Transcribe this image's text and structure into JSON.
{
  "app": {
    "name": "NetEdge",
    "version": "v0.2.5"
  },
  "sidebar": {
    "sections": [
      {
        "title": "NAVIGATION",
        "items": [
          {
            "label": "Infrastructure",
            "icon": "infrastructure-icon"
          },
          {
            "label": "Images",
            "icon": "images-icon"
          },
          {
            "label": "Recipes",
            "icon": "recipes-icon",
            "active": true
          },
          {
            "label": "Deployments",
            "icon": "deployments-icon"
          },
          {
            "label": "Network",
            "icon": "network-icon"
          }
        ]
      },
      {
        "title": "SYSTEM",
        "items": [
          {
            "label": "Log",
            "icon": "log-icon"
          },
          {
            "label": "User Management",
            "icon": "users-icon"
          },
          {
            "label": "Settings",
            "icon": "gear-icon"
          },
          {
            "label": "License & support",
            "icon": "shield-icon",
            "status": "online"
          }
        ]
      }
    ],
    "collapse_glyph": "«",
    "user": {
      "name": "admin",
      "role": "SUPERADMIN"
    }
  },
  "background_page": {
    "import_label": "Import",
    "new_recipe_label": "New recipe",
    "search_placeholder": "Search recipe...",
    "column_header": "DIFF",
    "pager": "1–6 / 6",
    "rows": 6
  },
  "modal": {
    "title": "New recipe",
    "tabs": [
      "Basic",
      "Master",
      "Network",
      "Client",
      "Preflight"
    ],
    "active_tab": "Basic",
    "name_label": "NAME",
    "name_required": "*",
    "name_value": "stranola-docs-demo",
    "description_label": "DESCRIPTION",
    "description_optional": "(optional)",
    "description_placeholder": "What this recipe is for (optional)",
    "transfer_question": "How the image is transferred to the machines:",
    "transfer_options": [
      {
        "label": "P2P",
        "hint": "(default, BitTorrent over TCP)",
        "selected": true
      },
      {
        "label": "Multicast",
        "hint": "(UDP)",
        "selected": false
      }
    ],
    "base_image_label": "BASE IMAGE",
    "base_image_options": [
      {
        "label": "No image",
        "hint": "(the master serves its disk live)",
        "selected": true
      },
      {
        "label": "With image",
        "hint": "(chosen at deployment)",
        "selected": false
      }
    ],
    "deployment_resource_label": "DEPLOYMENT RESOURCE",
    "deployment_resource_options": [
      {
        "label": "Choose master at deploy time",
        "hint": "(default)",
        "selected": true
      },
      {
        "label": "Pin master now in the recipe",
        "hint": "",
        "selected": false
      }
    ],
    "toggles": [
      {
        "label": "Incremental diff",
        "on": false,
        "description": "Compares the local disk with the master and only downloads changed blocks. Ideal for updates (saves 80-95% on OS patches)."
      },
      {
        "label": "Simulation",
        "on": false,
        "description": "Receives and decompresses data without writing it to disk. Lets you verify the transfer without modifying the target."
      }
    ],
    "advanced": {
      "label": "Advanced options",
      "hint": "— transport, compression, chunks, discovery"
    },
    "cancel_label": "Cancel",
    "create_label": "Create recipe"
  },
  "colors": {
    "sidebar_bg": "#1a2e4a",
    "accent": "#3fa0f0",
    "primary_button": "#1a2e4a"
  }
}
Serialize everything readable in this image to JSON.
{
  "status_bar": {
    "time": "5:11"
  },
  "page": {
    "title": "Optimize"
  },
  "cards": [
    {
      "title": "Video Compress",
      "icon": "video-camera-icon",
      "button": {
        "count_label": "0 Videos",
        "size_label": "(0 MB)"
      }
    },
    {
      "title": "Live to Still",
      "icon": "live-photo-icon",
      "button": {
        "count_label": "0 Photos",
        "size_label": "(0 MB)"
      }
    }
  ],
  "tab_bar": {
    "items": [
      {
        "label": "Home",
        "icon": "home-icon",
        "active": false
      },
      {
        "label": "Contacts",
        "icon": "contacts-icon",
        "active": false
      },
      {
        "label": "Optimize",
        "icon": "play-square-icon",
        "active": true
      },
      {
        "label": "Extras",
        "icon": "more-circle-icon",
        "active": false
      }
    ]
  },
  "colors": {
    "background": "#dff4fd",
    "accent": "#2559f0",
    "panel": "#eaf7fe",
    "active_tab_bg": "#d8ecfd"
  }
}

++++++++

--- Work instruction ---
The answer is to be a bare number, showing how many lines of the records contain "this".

--- Your solution ---
3